"We still want to be a family place," says Kallas. "We want the high school kids and the seniors. We want to have something for everyone."
Also, no menu item has increased by more than a dollar in price, says Benjamin, plus, all your Windsor favorite dishes will still be here. Any dish that they sold more than two of a day has made it onto the new menu.
"You have to understand the Greek style of restaurant management," says Benjamin. "They live to run their business, and that’s why they’re hugely successful. But when you concentrate so much of your effort on that, when you know your customers by first name, know their birthdays, you also don't have the opportunity to fully experience what rest of world is changing to. They've succeeded beyond all expectations, but the place is getting worn. Their last renovation was in the 80s and the competition has changed. They needed an outsider."
Benjamin is just that; he comes to Clark from Neptune, with 35 years of experience and several restaurant launches under his belt. He most recently worked at Beacon Street Grill in Neptune. Kallas and Milonas found him through friends of friends after interviewing some 40 candidates.
"I would call Johnny K's an American Contemporary restaurant," says Benjamin. "The menu will be heart healthy, food that’s good for you. A lot more seafood. Nothing frozen. What we want people to do is relax by the fireplace, unwind, hog a table, maybe have a bottle of wine and order off the tapas menu. Then if you feel like dinner, you can have dinner."
Benjamin says the menu will also offer more choices for burgers and a special short-rib, sirloin, tenderloin ground beef blend – plus homemade turkey, chicken, salmon and veggie burgers. "Not the veggie burgers you get at the grocery story that are like hockey pucks," he says.
Other highlights? Benjamin says seared mahi-mahi over a misu and heirloom tomato salad and of course the salmon with the Brussels sprout hash. See pictures of them and PDFs of some of Johnny K's menus in our gallery.
"I know it’s a landmark and everybody knows the Windsor," says Kallas, "but it was 35 years ago when they picked the name and went with a sort of English theme, the castle and sword, before the roof collapsed. This time, I wanted to honor my father and make it feel like it's truly my family's restaurant."
Kallas is shooting for a Nov. 1 opening and plans to donate opening day proceeds to charity. He says Johnny K's hours will likely be from 8 a.m. to midnight during the week and till 2 a.m. on weekends and they'll serve breakfast, lunch and dinner.
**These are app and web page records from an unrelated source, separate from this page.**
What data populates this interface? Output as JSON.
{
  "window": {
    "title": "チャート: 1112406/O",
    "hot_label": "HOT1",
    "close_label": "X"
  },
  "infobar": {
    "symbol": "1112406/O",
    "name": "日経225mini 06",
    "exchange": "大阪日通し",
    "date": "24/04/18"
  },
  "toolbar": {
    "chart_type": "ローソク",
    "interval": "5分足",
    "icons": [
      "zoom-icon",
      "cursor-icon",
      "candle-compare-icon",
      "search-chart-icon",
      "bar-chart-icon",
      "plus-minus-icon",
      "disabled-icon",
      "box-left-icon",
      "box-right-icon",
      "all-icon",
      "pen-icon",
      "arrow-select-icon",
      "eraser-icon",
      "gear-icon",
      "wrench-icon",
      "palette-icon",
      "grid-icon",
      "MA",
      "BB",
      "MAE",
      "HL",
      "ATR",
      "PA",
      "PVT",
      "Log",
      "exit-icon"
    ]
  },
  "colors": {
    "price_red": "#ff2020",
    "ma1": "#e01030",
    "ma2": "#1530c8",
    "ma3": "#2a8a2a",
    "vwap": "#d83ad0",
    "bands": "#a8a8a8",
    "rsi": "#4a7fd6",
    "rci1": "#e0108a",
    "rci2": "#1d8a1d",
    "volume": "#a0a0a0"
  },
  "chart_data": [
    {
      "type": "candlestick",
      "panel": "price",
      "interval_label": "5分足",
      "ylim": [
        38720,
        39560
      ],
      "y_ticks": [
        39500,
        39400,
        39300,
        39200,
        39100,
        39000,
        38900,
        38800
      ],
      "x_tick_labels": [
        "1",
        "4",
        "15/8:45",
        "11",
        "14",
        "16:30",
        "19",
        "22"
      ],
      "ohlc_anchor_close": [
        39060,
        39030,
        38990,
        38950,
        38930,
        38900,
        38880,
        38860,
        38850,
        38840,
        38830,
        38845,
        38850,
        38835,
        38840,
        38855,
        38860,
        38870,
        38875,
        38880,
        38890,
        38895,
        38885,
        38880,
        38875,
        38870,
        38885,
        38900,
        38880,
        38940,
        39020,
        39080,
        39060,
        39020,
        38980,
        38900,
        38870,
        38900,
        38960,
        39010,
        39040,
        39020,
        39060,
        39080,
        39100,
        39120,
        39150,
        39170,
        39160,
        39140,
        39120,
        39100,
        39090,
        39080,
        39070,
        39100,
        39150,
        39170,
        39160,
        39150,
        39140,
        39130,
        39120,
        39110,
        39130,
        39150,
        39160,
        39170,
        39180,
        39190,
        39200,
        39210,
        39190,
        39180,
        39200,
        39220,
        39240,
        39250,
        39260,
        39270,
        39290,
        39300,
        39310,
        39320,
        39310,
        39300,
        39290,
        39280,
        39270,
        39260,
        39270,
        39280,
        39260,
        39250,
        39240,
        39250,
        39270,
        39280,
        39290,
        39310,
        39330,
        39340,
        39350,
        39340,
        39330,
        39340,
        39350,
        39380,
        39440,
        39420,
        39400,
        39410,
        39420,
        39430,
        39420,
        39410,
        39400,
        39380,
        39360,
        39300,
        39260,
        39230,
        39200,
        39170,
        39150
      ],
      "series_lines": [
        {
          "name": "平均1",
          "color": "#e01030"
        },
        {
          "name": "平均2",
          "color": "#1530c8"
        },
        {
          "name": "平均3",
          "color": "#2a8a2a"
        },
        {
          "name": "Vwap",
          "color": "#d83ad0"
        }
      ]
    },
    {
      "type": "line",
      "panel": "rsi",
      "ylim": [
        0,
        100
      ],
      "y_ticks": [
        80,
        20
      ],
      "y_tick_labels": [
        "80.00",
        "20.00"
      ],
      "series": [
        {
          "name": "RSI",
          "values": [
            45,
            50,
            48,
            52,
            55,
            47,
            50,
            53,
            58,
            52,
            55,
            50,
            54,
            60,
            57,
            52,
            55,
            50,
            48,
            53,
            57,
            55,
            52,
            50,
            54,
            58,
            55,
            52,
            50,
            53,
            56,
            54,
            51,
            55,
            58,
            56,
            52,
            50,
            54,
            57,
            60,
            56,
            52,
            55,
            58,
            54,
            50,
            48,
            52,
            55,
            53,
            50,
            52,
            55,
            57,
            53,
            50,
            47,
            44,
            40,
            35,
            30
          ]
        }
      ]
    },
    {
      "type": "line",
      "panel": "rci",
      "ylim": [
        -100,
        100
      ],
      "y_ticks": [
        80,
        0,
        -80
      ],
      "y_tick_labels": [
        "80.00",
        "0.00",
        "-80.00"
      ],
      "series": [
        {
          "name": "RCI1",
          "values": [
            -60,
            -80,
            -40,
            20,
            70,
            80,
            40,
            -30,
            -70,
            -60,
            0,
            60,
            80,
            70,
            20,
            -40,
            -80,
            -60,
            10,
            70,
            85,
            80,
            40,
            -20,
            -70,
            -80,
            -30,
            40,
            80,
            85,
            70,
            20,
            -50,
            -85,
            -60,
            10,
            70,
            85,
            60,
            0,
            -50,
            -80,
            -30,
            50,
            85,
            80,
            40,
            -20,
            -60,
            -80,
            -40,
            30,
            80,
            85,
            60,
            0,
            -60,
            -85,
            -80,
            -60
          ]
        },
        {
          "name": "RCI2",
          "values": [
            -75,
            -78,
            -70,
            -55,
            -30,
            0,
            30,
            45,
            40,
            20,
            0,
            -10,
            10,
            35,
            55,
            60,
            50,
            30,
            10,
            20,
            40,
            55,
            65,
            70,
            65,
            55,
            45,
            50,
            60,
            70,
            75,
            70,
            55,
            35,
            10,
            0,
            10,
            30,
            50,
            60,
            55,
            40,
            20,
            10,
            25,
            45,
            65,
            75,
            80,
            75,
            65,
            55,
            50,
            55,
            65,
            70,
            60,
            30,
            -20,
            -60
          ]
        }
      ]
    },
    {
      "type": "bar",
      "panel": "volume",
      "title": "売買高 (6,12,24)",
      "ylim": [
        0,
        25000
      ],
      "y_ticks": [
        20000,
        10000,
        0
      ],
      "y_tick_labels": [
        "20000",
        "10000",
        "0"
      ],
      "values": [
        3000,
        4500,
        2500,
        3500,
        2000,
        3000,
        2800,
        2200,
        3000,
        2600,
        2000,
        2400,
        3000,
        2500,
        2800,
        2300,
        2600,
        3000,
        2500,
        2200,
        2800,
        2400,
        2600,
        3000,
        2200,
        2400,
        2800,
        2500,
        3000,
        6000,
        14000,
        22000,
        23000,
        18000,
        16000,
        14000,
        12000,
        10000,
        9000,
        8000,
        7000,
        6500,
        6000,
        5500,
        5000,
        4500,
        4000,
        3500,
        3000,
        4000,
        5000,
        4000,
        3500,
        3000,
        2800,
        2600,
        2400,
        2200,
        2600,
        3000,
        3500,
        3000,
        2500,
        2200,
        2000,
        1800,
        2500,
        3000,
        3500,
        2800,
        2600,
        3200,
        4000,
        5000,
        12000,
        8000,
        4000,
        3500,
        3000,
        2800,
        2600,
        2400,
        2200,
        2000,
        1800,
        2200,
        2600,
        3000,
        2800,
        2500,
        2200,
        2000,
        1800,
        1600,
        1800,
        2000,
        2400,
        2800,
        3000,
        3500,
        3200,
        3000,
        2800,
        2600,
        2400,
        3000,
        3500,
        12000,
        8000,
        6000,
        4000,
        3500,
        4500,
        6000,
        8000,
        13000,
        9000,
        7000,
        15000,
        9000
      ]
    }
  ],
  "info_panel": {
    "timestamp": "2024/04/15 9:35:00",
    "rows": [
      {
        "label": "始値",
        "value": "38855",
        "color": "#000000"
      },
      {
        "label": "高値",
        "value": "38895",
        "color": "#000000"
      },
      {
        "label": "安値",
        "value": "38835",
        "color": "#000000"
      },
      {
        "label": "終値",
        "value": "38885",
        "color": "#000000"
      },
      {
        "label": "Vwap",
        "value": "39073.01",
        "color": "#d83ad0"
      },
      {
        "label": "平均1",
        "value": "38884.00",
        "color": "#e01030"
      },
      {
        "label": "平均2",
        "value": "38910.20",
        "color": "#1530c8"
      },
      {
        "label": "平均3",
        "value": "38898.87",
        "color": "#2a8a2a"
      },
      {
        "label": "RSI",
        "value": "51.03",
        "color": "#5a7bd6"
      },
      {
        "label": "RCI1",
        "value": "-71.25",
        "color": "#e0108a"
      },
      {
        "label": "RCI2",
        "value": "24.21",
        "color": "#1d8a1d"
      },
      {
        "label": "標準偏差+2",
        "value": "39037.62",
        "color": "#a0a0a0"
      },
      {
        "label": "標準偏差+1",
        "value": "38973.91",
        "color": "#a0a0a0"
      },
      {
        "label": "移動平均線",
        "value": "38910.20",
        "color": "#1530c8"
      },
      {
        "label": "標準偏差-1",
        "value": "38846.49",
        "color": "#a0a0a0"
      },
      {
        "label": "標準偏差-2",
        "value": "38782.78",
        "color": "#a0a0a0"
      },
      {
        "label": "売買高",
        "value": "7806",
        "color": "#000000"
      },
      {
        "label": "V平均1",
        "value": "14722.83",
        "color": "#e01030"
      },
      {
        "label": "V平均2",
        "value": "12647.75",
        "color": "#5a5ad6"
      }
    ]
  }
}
He also plans to bring back entertainment, offering blues, jazz or comedy after 9 p.m. on select nights.
"What do I want people to say after they visit?" says Benjamin. "Thank you and we'll be back."
"I want people to know that we're still here," chimes in Kallas. "A lot of them think we left. We’re nervous. We hope we’re doing the right thing. Johnny K's is just the next generation. The Windsor Diner was here for 35 years, and I want Johnny K's to be here for the next 50 and to pass it down to our kids."